EXERCISE REQUIREMENTS: Everything in the listing except the pictures should be written out exactly.
_ _ _
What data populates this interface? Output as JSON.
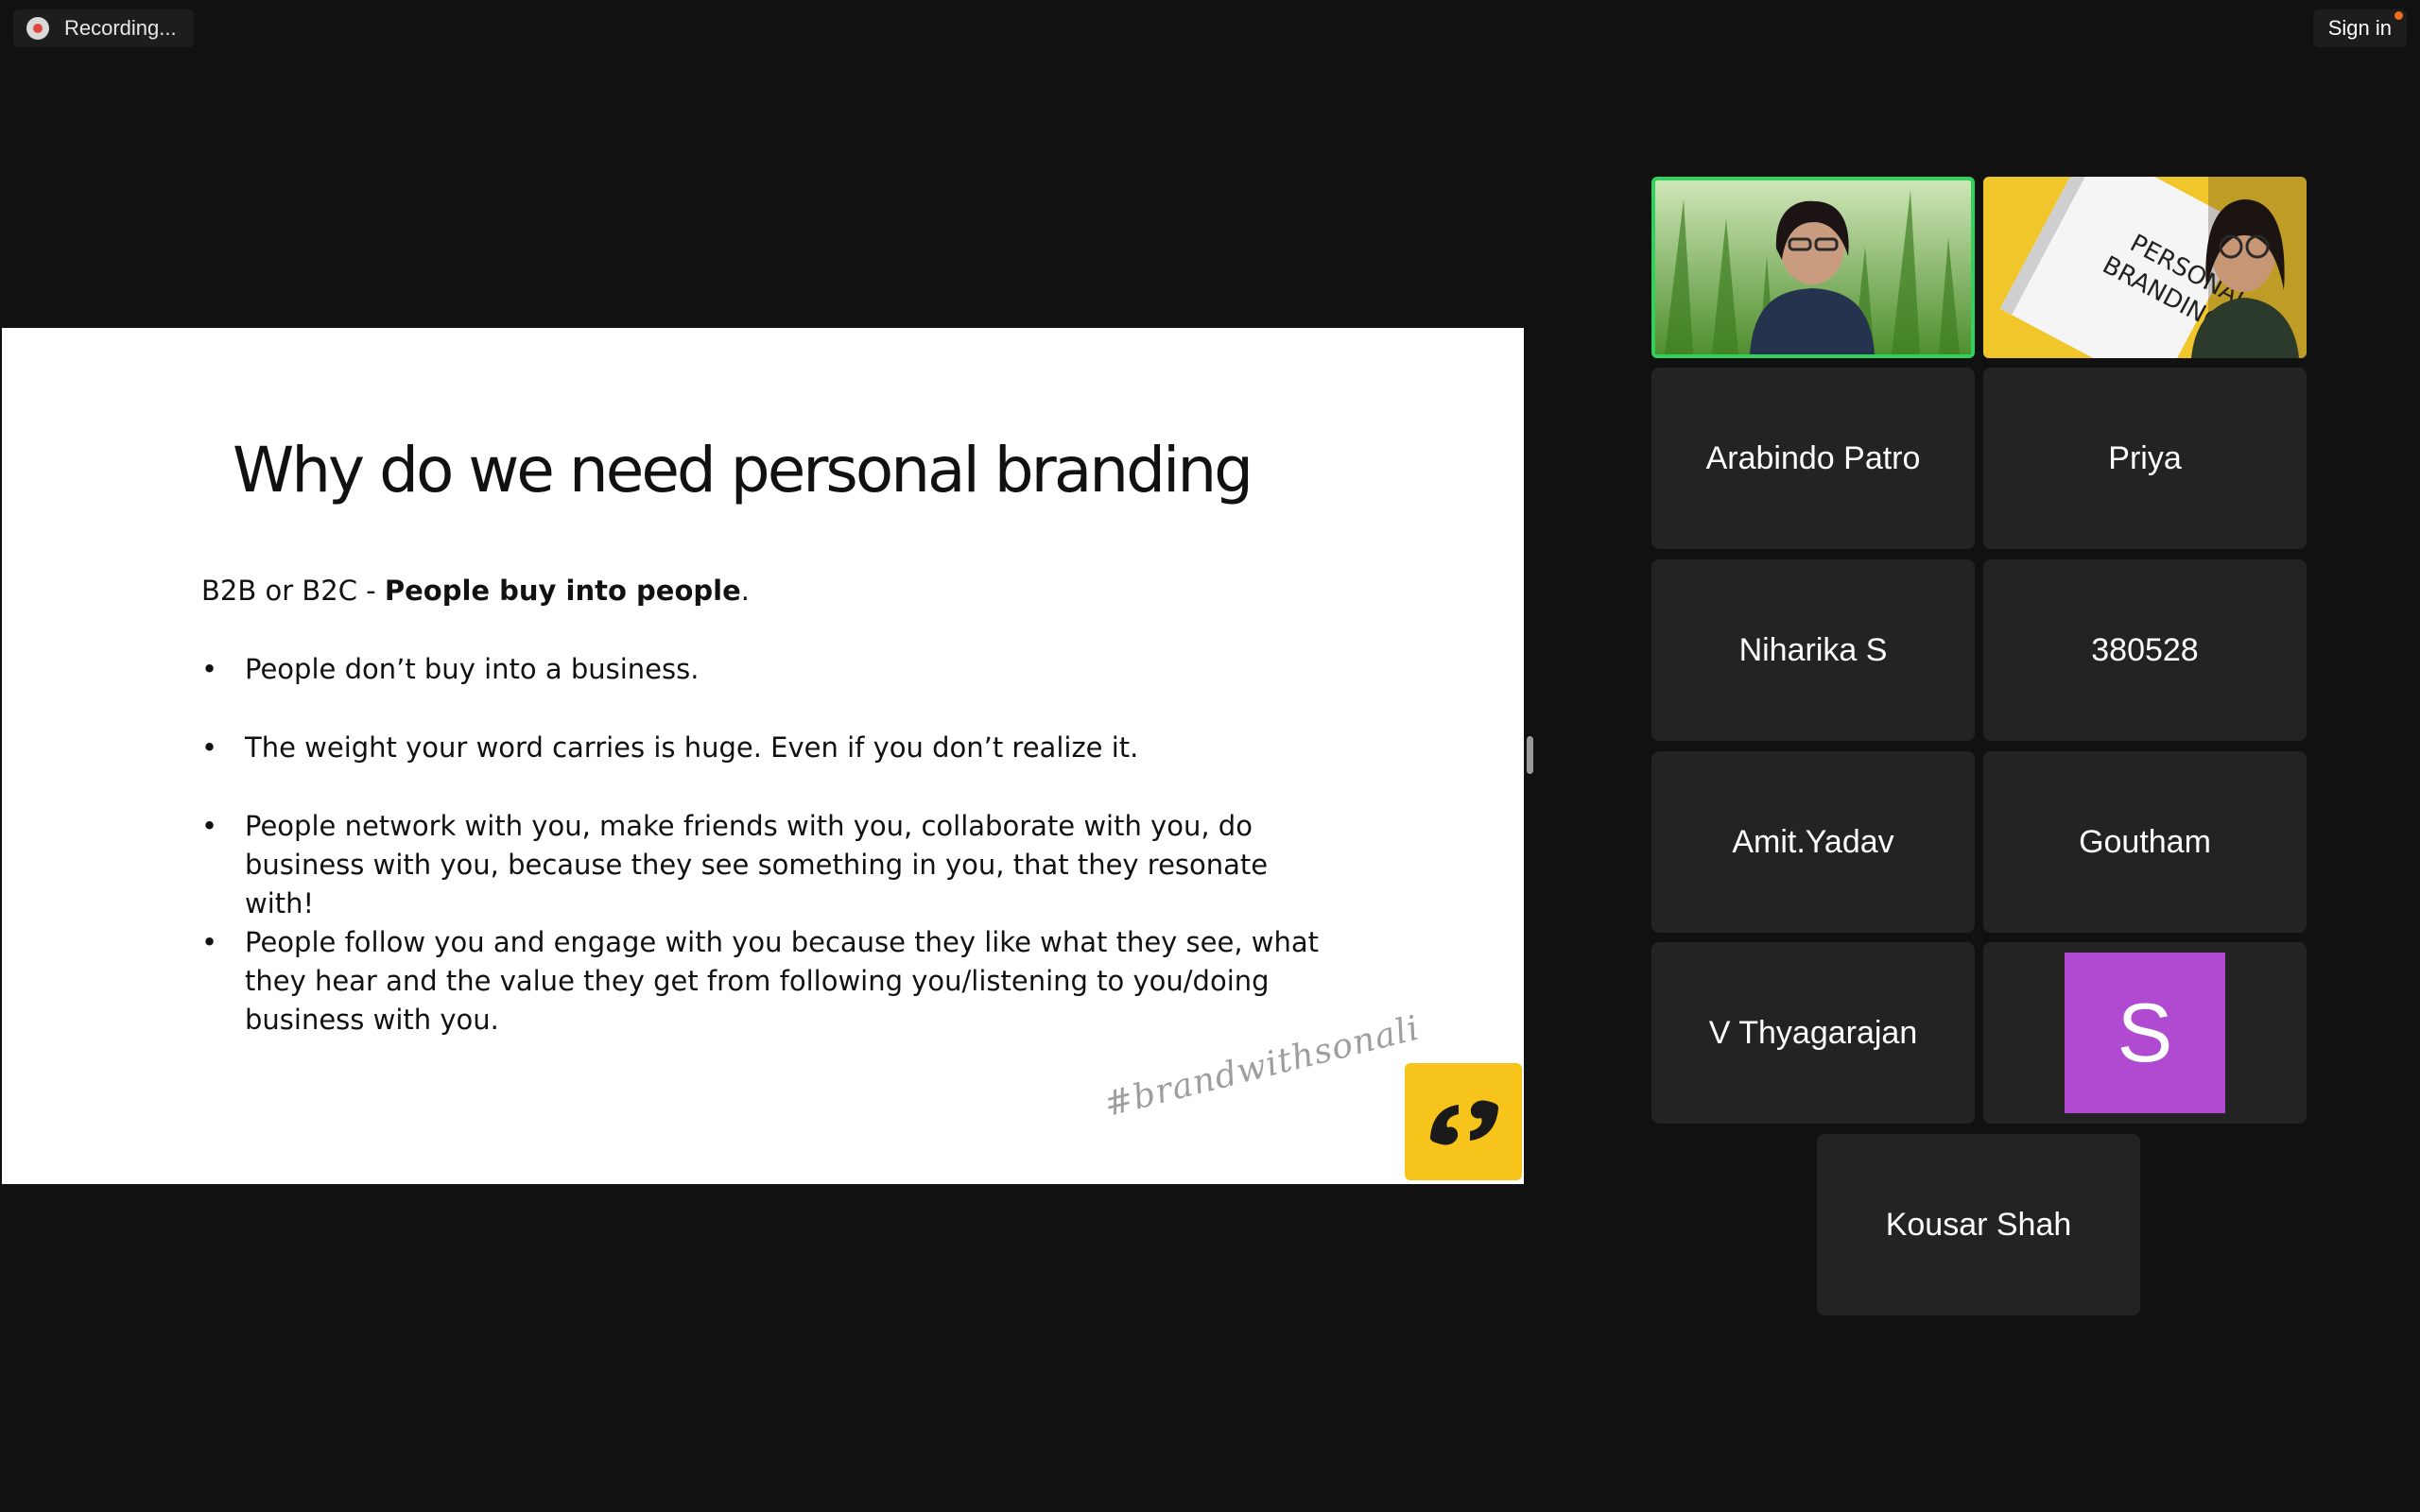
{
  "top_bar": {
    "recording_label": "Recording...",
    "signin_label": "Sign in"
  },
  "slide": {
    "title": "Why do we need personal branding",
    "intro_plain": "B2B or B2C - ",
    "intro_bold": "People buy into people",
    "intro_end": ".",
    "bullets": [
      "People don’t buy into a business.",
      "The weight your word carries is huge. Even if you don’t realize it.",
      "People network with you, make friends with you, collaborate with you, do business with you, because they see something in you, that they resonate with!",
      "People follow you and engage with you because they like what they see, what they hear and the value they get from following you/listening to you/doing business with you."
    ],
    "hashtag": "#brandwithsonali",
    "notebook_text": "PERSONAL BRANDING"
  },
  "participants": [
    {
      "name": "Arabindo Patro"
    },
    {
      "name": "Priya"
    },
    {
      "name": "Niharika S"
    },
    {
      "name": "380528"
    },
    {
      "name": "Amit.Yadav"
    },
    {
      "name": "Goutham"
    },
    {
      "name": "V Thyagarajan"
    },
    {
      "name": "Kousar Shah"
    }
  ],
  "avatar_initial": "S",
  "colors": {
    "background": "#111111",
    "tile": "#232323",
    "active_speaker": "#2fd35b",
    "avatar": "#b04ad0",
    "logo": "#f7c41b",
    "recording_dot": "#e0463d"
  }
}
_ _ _
THE ANSWER:
What data populates this interface? Output as JSON.
{
  "top_bar": {
    "recording_label": "Recording...",
    "signin_label": "Sign in"
  },
  "slide": {
    "title": "Why do we need personal branding",
    "intro_plain": "B2B or B2C - ",
    "intro_bold": "People buy into people",
    "intro_end": ".",
    "bullets": [
      "People don’t buy into a business.",
      "The weight your word carries is huge. Even if you don’t realize it.",
      "People network with you, make friends with you, collaborate with you, do business with you, because they see something in you, that they resonate with!",
      "People follow you and engage with you because they like what they see, what they hear and the value they get from following you/listening to you/doing business with you."
    ],
    "hashtag": "#brandwithsonali",
    "notebook_text": "PERSONAL BRANDING"
  },
  "participants": [
    {
      "name": "Arabindo Patro"
    },
    {
      "name": "Priya"
    },
    {
      "name": "Niharika S"
    },
    {
      "name": "380528"
    },
    {
      "name": "Amit.Yadav"
    },
    {
      "name": "Goutham"
    },
    {
      "name": "V Thyagarajan"
    },
    {
      "name": "Kousar Shah"
    }
  ],
  "avatar_initial": "S",
  "colors": {
    "background": "#111111",
    "tile": "#232323",
    "active_speaker": "#2fd35b",
    "avatar": "#b04ad0",
    "logo": "#f7c41b",
    "recording_dot": "#e0463d"
  }
}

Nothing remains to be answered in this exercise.